§ **EXERCISE REQUIREMENTS**: The word "links" may appear in some lines of the data; copy every such line.

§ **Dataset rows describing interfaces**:

□ □ □

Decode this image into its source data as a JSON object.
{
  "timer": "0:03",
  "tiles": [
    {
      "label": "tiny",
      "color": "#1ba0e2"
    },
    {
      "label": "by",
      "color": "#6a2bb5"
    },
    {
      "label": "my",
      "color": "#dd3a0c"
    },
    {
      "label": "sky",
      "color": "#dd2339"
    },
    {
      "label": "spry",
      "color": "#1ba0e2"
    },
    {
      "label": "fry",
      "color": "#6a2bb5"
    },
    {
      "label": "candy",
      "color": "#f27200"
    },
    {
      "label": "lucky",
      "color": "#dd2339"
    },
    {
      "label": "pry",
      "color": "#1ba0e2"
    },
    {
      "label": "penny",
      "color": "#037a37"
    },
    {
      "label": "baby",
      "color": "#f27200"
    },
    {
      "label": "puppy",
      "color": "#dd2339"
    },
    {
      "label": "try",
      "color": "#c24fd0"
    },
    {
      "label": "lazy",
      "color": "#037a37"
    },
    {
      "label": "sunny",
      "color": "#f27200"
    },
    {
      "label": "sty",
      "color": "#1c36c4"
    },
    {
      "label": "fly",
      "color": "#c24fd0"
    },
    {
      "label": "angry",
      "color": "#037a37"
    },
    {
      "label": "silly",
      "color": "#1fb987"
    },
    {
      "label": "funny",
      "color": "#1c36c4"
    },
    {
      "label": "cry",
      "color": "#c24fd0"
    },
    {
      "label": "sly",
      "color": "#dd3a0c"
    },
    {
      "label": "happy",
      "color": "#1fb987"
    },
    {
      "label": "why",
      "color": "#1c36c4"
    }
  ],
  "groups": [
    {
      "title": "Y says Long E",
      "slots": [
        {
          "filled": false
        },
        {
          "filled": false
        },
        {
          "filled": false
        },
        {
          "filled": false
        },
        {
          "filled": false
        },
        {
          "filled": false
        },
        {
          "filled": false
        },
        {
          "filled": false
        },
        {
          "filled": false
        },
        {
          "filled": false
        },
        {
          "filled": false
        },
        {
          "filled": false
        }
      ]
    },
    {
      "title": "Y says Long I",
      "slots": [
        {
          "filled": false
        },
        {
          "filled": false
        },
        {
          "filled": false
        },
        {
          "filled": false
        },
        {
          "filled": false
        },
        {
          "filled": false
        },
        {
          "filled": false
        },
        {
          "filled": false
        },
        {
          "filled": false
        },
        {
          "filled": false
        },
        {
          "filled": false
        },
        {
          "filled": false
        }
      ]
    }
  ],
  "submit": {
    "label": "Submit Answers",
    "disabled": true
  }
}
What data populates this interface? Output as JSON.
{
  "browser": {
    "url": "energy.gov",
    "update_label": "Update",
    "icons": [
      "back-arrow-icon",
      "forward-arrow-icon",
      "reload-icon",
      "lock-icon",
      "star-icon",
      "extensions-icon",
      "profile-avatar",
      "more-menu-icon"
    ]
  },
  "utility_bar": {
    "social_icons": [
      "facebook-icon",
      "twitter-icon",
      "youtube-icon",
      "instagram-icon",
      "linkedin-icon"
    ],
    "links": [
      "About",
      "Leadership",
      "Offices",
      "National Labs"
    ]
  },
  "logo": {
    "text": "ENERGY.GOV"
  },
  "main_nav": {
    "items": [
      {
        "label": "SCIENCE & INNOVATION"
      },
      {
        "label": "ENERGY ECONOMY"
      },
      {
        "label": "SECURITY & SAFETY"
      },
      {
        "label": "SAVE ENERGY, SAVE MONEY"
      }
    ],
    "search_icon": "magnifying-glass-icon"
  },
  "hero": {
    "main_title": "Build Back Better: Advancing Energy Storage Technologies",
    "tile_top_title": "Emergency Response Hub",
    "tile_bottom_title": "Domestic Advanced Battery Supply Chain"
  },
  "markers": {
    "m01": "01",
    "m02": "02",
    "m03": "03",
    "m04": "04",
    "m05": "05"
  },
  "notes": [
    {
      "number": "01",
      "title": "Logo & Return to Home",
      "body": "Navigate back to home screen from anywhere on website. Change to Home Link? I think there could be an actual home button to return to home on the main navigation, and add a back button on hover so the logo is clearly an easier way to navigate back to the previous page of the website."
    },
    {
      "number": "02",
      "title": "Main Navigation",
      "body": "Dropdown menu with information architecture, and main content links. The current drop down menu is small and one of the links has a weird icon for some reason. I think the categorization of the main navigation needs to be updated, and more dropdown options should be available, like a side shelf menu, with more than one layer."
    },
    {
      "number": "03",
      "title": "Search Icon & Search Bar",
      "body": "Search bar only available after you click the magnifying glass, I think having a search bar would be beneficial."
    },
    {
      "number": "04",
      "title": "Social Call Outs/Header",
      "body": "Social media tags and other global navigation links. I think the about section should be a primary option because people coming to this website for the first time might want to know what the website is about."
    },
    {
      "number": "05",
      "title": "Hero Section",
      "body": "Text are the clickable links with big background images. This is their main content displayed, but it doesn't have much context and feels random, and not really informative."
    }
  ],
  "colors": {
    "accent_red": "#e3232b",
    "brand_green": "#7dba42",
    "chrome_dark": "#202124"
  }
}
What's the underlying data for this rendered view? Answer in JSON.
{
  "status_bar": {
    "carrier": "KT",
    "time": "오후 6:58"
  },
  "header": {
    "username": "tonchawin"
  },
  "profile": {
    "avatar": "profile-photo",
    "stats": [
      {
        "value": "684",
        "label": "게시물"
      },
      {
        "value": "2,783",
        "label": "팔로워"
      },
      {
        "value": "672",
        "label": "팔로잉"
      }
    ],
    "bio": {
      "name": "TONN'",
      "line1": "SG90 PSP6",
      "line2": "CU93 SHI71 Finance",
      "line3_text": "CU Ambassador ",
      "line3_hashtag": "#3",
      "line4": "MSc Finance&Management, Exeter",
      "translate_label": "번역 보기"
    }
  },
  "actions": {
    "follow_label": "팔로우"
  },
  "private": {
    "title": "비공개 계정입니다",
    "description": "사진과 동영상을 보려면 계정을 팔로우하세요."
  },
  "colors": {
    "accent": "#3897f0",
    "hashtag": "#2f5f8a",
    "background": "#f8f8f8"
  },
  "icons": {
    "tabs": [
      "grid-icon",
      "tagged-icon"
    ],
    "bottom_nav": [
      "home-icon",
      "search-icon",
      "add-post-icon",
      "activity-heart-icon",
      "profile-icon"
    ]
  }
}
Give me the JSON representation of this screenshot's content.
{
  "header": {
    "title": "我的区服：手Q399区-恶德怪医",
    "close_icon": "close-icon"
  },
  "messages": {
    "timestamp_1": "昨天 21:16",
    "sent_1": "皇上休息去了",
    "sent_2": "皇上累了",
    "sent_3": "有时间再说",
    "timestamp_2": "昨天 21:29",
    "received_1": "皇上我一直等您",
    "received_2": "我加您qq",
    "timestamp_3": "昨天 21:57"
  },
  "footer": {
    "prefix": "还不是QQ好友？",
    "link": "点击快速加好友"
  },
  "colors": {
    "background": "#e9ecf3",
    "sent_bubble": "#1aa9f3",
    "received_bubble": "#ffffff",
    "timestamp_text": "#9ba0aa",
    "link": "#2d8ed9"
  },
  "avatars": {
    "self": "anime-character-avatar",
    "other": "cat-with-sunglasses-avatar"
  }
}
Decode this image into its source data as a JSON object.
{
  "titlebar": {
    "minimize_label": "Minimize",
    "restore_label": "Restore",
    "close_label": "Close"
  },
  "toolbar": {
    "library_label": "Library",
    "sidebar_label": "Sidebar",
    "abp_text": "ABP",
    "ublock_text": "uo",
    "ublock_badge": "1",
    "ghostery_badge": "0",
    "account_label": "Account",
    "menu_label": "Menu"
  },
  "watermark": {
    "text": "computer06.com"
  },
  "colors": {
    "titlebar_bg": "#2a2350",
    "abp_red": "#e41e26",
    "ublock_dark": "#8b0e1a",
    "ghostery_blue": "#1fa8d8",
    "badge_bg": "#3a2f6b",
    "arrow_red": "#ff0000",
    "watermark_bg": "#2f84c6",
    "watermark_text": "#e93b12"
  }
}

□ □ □

§ **ANSWER AREA**:
    "links": [
      "body": "Dropdown menu with information architecture, and main content links. The current drop down menu is small and one of the links has a weird icon for some reason. I think the categorization of the main navigation needs to be updated, and more dropdown options should be available, like a side shelf menu, with more than one layer."
      "body": "Social media tags and other global navigation links. I think the about section should be a primary option because people coming to this website for the first time might want to know what the website is about."
      "body": "Text are the clickable links with big background images. This is their main content displayed, but it doesn't have much context and feels random, and not really informative."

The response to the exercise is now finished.